Short-stem implants in shoulder arthroplasty were recently developed and reported clinical outcomes are good. However, radiological analysis often reveals humeral stem misalignment in the frontal plane, along with high filling ratios that can lead to proximal bone remodeling under stress shielding. The aim of this cadaveric study was to test whether using compactors for standard-length (> 100 mm) stems to implant short (< 100 mm) stems reduces the risk of stem misalignment without compromising in terms of a higher filling ratio.

In a cadaveric study, twenty short stems were implanted using instrumentation for standard-length stems. Alignment and filling ratios were evaluated on anteroposterior radiographs for both the compactors and the stems.

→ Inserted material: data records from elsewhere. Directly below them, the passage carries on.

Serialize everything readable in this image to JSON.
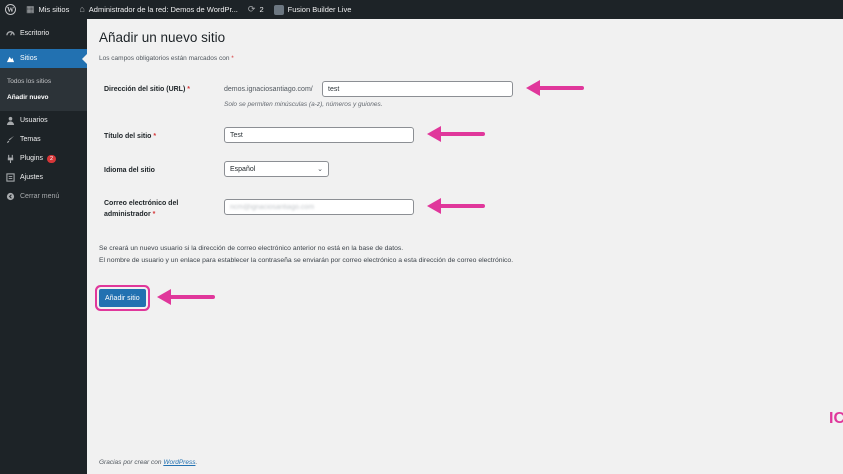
{
  "admin_bar": {
    "my_sites": "Mis sitios",
    "network_admin": "Administrador de la red: Demos de WordPr...",
    "updates_count": "2",
    "fusion": "Fusion Builder Live"
  },
  "sidebar": {
    "escritorio": "Escritorio",
    "sitios": "Sitios",
    "todos": "Todos los sitios",
    "anadir": "Añadir nuevo",
    "usuarios": "Usuarios",
    "temas": "Temas",
    "plugins": "Plugins",
    "plugins_badge": "2",
    "ajustes": "Ajustes",
    "cerrar": "Cerrar menú"
  },
  "page": {
    "title": "Añadir un nuevo sitio",
    "required_note": "Los campos obligatorios están marcados con",
    "required_star": "*"
  },
  "form": {
    "address_label": "Dirección del sitio (URL)",
    "address_prefix": "demos.ignaciosantiago.com/",
    "address_value": "test",
    "address_desc": "Solo se permiten minúsculas (a-z), números y guiones.",
    "title_label": "Título del sitio",
    "title_value": "Test",
    "language_label": "Idioma del sitio",
    "language_value": "Español",
    "email_label_1": "Correo electrónico del",
    "email_label_2": "administrador",
    "email_value": "ncm@ignaciosantiago.com",
    "info_line_1": "Se creará un nuevo usuario si la dirección de correo electrónico anterior no está en la base de datos.",
    "info_line_2": "El nombre de usuario y un enlace para establecer la contraseña se enviarán por correo electrónico a esta dirección de correo electrónico.",
    "submit_label": "Añadir sitio"
  },
  "footer": {
    "text": "Gracias por crear con",
    "link": "WordPress",
    "dot": "."
  },
  "colors": {
    "accent": "#2271b1",
    "arrow": "#e0379b",
    "adminbar": "#1d2327"
  }
}
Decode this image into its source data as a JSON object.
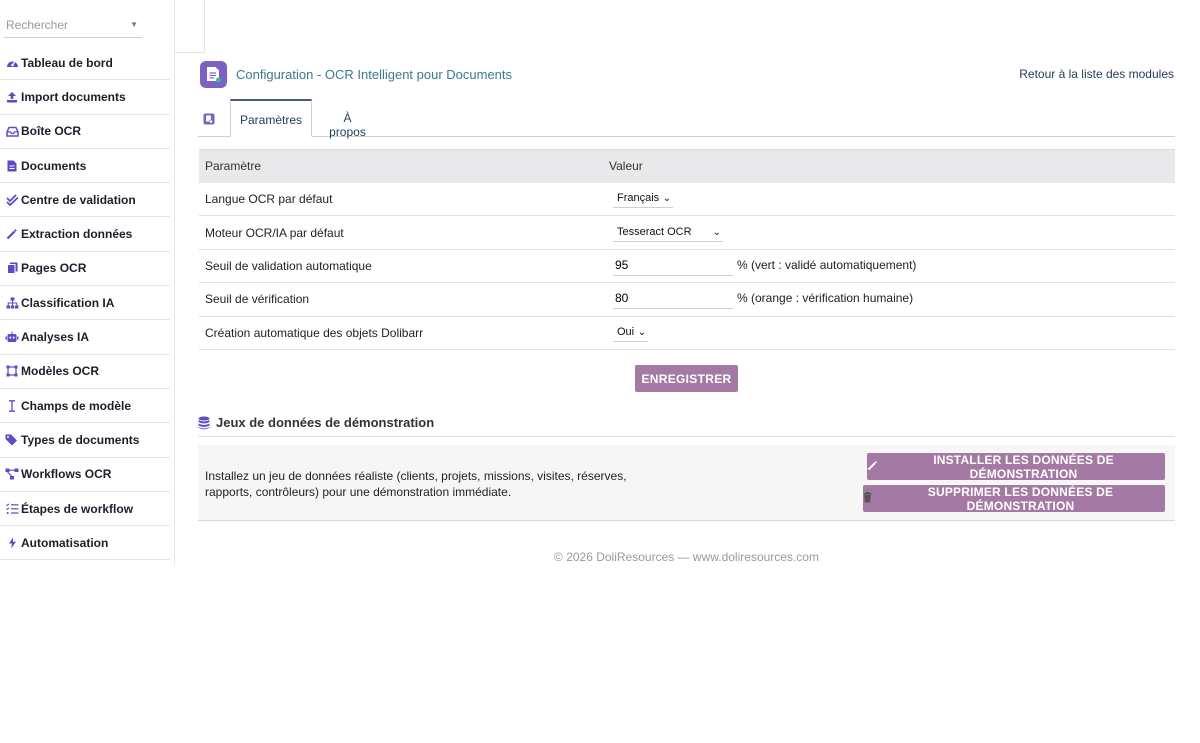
{
  "search": {
    "placeholder": "Rechercher"
  },
  "sidebar": {
    "items": [
      {
        "label": "Tableau de bord",
        "icon": "dashboard-icon"
      },
      {
        "label": "Import documents",
        "icon": "upload-icon"
      },
      {
        "label": "Boîte OCR",
        "icon": "inbox-icon"
      },
      {
        "label": "Documents",
        "icon": "file-icon"
      },
      {
        "label": "Centre de validation",
        "icon": "check-double-icon"
      },
      {
        "label": "Extraction données",
        "icon": "magic-wand-icon"
      },
      {
        "label": "Pages OCR",
        "icon": "copy-icon"
      },
      {
        "label": "Classification IA",
        "icon": "sitemap-icon"
      },
      {
        "label": "Analyses IA",
        "icon": "robot-icon"
      },
      {
        "label": "Modèles OCR",
        "icon": "vector-square-icon"
      },
      {
        "label": "Champs de modèle",
        "icon": "i-cursor-icon"
      },
      {
        "label": "Types de documents",
        "icon": "tags-icon"
      },
      {
        "label": "Workflows OCR",
        "icon": "project-diagram-icon"
      },
      {
        "label": "Étapes de workflow",
        "icon": "list-check-icon"
      },
      {
        "label": "Automatisation",
        "icon": "bolt-icon"
      }
    ]
  },
  "header": {
    "title": "Configuration - OCR Intelligent pour Documents",
    "back_link": "Retour à la liste des modules"
  },
  "tabs": [
    {
      "label": "Paramètres",
      "active": true
    },
    {
      "label": "À propos",
      "active": false
    }
  ],
  "table": {
    "col_param": "Paramètre",
    "col_value": "Valeur",
    "rows": [
      {
        "label": "Langue OCR par défaut",
        "value": "Français"
      },
      {
        "label": "Moteur OCR/IA par défaut",
        "value": "Tesseract OCR"
      },
      {
        "label": "Seuil de validation automatique",
        "value": "95",
        "hint": "% (vert : validé automatiquement)"
      },
      {
        "label": "Seuil de vérification",
        "value": "80",
        "hint": "% (orange : vérification humaine)"
      },
      {
        "label": "Création automatique des objets Dolibarr",
        "value": "Oui"
      }
    ]
  },
  "save_label": "ENREGISTRER",
  "demo": {
    "title": "Jeux de données de démonstration",
    "description": "Installez un jeu de données réaliste (clients, projets, missions, visites, réserves, rapports, contrôleurs) pour une démonstration immédiate.",
    "install_label": "INSTALLER LES DONNÉES DE DÉMONSTRATION",
    "delete_label": "SUPPRIMER LES DONNÉES DE DÉMONSTRATION"
  },
  "footer": "© 2026 DoliResources — www.doliresources.com",
  "colors": {
    "accent": "#7b61c4",
    "button": "#a47aa5",
    "title": "#3b7a8f",
    "link": "#263c5c"
  }
}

The angular deviations (α) from the humeral axis of the compactors and the short stems were measured. Misalignment was defined as |α| > 5°. Metaphyseal and diaphyseal filling ratios were calculated and defined as either high (≥ 0.7) or low (< 0.7).

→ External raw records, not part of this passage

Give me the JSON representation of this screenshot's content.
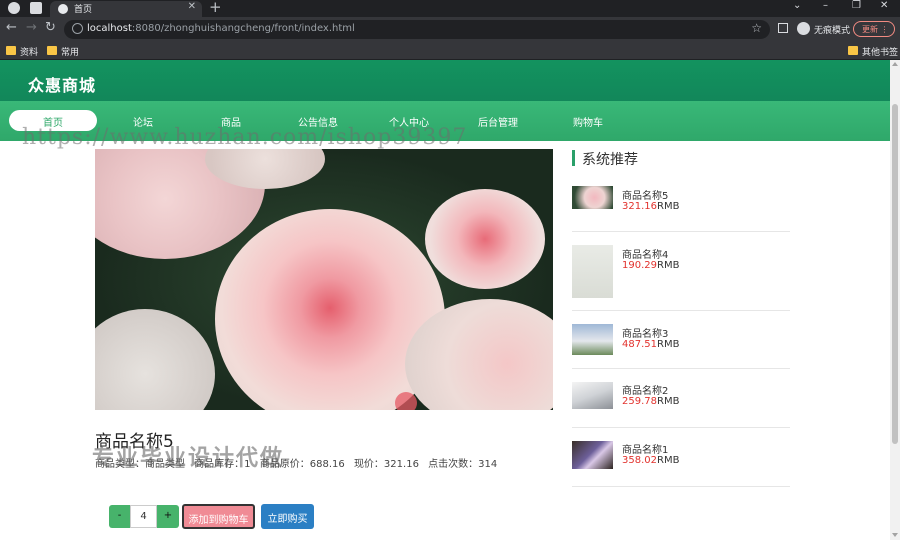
{
  "browser": {
    "tab_title": "首页",
    "url_host": "localhost",
    "url_path": ":8080/zhonghuishangcheng/front/index.html",
    "profile_label": "无痕模式",
    "update_label": "更新",
    "bookmarks": [
      "资料",
      "常用",
      "其他书签"
    ]
  },
  "site": {
    "title": "众惠商城",
    "nav": [
      "首页",
      "论坛",
      "商品",
      "公告信息",
      "个人中心",
      "后台管理",
      "购物车"
    ]
  },
  "watermarks": {
    "url": "https://www.huzhan.com/ishop39397",
    "text": "专业毕业设计代做"
  },
  "product": {
    "name": "商品名称5",
    "meta": [
      "商品类型：商品类型",
      "商品库存：1",
      "商品原价：688.16",
      "现价：321.16",
      "点击次数：314"
    ],
    "quantity": "4",
    "minus_label": "-",
    "plus_label": "+",
    "add_cart_label": "添加到购物车",
    "buy_now_label": "立即购买"
  },
  "recommend": {
    "title": "系统推荐",
    "currency": "RMB",
    "items": [
      {
        "name": "商品名称5",
        "price": "321.16"
      },
      {
        "name": "商品名称4",
        "price": "190.29"
      },
      {
        "name": "商品名称3",
        "price": "487.51"
      },
      {
        "name": "商品名称2",
        "price": "259.78"
      },
      {
        "name": "商品名称1",
        "price": "358.02"
      }
    ]
  },
  "colors": {
    "header": "#12875a",
    "nav": "#2fa86a",
    "price": "#e2322d",
    "add_cart": "#f08b95",
    "buy_now": "#2b7fc4",
    "qty_button": "#47b36b"
  }
}
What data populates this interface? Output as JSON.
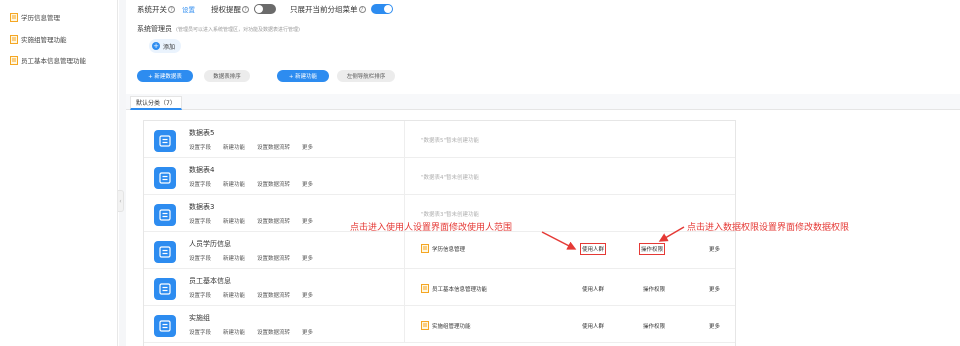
{
  "sidebar": {
    "items": [
      {
        "label": "学历信息管理"
      },
      {
        "label": "实施组管理功能"
      },
      {
        "label": "员工基本信息管理功能"
      }
    ]
  },
  "header": {
    "system_switch": "系统开关",
    "setting_link": "设置",
    "auth_reminder": "授权提醒",
    "expand_group_menu": "只展开当前分组菜单",
    "help_mark": "?"
  },
  "admin": {
    "label": "系统管理员",
    "hint": "(管理员可以进入系统管理区，对功能及数据表进行管理)",
    "add_label": "添加"
  },
  "toolbar": {
    "new_table": "+ 新建数据表",
    "sort_tables": "数据表排序",
    "new_function": "+ 新建功能",
    "nav_sort": "左侧导航栏排序"
  },
  "tab": {
    "label": "默认分类（7）"
  },
  "row_actions": {
    "set_fields": "设置字段",
    "new_function": "新建功能",
    "data_flow": "设置数据流转",
    "more": "更多",
    "users": "使用人群",
    "permissions": "操作权限"
  },
  "rows": [
    {
      "title": "数据表5",
      "note": "\"数据表5\"暂未创建功能"
    },
    {
      "title": "数据表4",
      "note": "\"数据表4\"暂未创建功能"
    },
    {
      "title": "数据表3",
      "note": "\"数据表3\"暂未创建功能"
    },
    {
      "title": "人员学历信息",
      "menu": "学历信息管理"
    },
    {
      "title": "员工基本信息",
      "menu": "员工基本信息管理功能"
    },
    {
      "title": "实施组",
      "menu": "实施组管理功能"
    }
  ],
  "annotations": {
    "left": "点击进入使用人设置界面修改使用人范围",
    "right": "点击进入数据权限设置界面修改数据权限"
  },
  "colors": {
    "accent": "#2d8cf0",
    "annotation": "#e53935",
    "toggle_off": "#6b6b6b"
  },
  "icons": {
    "sidebar": "folder-doc-icon",
    "app": "form-list-icon",
    "annotation": "red-arrow-icon"
  },
  "toggles": {
    "auth_reminder": false,
    "expand_group_menu": true
  }
}
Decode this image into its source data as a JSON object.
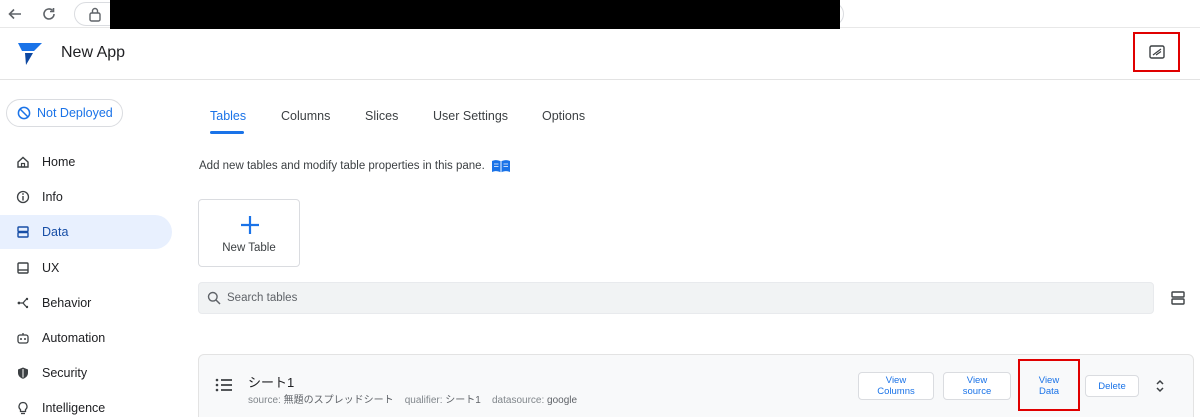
{
  "app": {
    "title": "New App"
  },
  "deploy": {
    "status": "Not Deployed"
  },
  "sidebar": {
    "items": [
      {
        "label": "Home",
        "icon": "home-icon"
      },
      {
        "label": "Info",
        "icon": "info-icon"
      },
      {
        "label": "Data",
        "icon": "data-icon",
        "active": true
      },
      {
        "label": "UX",
        "icon": "ux-icon"
      },
      {
        "label": "Behavior",
        "icon": "behavior-icon"
      },
      {
        "label": "Automation",
        "icon": "automation-icon"
      },
      {
        "label": "Security",
        "icon": "shield-icon"
      },
      {
        "label": "Intelligence",
        "icon": "bulb-icon"
      }
    ]
  },
  "tabs": [
    {
      "label": "Tables",
      "active": true
    },
    {
      "label": "Columns"
    },
    {
      "label": "Slices"
    },
    {
      "label": "User Settings"
    },
    {
      "label": "Options"
    }
  ],
  "main": {
    "hint": "Add new tables and modify table properties in this pane.",
    "new_table_label": "New Table",
    "search_placeholder": "Search tables"
  },
  "table": {
    "name": "シート1",
    "source_label": "source:",
    "source_value": "無題のスプレッドシート",
    "qualifier_label": "qualifier:",
    "qualifier_value": "シート1",
    "datasource_label": "datasource:",
    "datasource_value": "google",
    "actions": {
      "view_columns": [
        "View",
        "Columns"
      ],
      "view_source": [
        "View",
        "source"
      ],
      "view_data": [
        "View",
        "Data"
      ],
      "delete": "Delete"
    }
  },
  "colors": {
    "accent": "#1a73e8",
    "highlight": "#e00000",
    "active_bg": "#e8f0fe"
  }
}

The median angular deviations of the compactors and the short stems were respectively 1.6° (range, 0.03 to 5.9°) and 1.3° (range, 0.3 to 9.6°). Nineteen of the 20 compactors (95%) and 17/20 short stems (85%) were correctly aligned. The proportions of correctly aligned compactors and stems were not significantly different (95% CI, -0.33 to 0.11; Z-test of proportions p = .60), and the respective angular deviations were significantly correlated (Spearman ρ = .60, p = 0.006). The diaphyseal and metaphyseal filling ratios of the compactors and the stems were all low.

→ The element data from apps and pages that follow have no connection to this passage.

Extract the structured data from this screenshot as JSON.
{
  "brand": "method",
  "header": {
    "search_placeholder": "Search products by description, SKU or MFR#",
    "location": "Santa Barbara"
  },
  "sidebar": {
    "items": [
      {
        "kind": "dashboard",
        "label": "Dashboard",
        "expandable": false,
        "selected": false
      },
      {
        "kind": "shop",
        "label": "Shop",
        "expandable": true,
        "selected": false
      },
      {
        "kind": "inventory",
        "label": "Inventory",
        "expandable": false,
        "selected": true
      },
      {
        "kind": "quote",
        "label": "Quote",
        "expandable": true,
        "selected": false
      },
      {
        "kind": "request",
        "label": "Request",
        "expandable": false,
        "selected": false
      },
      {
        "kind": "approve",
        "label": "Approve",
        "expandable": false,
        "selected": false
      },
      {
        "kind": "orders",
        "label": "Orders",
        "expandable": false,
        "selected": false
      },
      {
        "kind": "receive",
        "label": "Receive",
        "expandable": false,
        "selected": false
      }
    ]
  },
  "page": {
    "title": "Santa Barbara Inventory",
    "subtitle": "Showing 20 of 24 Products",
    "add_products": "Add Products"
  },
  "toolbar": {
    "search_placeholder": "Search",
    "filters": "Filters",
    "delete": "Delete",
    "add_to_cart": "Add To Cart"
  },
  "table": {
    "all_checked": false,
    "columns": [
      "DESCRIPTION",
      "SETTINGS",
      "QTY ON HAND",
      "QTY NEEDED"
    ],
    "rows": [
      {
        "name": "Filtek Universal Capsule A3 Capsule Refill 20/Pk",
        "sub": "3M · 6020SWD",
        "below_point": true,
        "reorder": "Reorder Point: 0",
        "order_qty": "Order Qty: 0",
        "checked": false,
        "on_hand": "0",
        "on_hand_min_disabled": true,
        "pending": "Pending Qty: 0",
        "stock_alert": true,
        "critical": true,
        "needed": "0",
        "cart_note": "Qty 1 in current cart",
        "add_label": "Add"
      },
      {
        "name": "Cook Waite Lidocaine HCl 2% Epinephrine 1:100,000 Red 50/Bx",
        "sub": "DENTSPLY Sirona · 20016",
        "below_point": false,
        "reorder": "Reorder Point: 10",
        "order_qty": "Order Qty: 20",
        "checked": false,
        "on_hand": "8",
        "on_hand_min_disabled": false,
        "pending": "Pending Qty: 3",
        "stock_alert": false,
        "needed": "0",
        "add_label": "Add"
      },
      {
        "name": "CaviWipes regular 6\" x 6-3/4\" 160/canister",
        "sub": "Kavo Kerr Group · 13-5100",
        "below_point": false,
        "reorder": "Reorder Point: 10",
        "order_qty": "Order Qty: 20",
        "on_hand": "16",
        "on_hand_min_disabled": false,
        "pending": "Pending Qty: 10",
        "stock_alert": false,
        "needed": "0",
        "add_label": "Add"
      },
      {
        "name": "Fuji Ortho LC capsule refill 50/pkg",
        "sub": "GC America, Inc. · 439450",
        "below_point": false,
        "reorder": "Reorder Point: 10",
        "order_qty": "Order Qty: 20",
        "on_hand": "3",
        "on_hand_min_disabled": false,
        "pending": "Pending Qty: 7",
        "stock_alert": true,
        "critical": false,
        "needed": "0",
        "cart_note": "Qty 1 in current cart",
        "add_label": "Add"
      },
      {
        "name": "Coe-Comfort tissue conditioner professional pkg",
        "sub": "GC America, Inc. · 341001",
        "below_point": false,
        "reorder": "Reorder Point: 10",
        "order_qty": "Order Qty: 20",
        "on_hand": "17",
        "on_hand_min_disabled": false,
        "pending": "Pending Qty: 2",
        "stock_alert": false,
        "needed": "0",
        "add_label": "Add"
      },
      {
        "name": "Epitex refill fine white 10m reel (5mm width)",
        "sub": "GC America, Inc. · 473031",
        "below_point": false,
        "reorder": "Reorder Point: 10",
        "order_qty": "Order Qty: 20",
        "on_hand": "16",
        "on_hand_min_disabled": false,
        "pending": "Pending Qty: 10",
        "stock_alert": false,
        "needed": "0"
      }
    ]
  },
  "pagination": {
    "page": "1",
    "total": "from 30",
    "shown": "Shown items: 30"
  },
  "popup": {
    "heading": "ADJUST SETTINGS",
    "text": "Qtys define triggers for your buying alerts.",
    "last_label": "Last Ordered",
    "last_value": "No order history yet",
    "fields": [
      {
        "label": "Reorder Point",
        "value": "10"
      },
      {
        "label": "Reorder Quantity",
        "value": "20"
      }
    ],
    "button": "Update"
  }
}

In this series of 20 implants in cadavers, the narrow short humeral stems implanted with compactors for standard-length stems were correctly aligned with the humeral axis. This approach may be a way to achieve both correct frontal alignment and low filling ratios.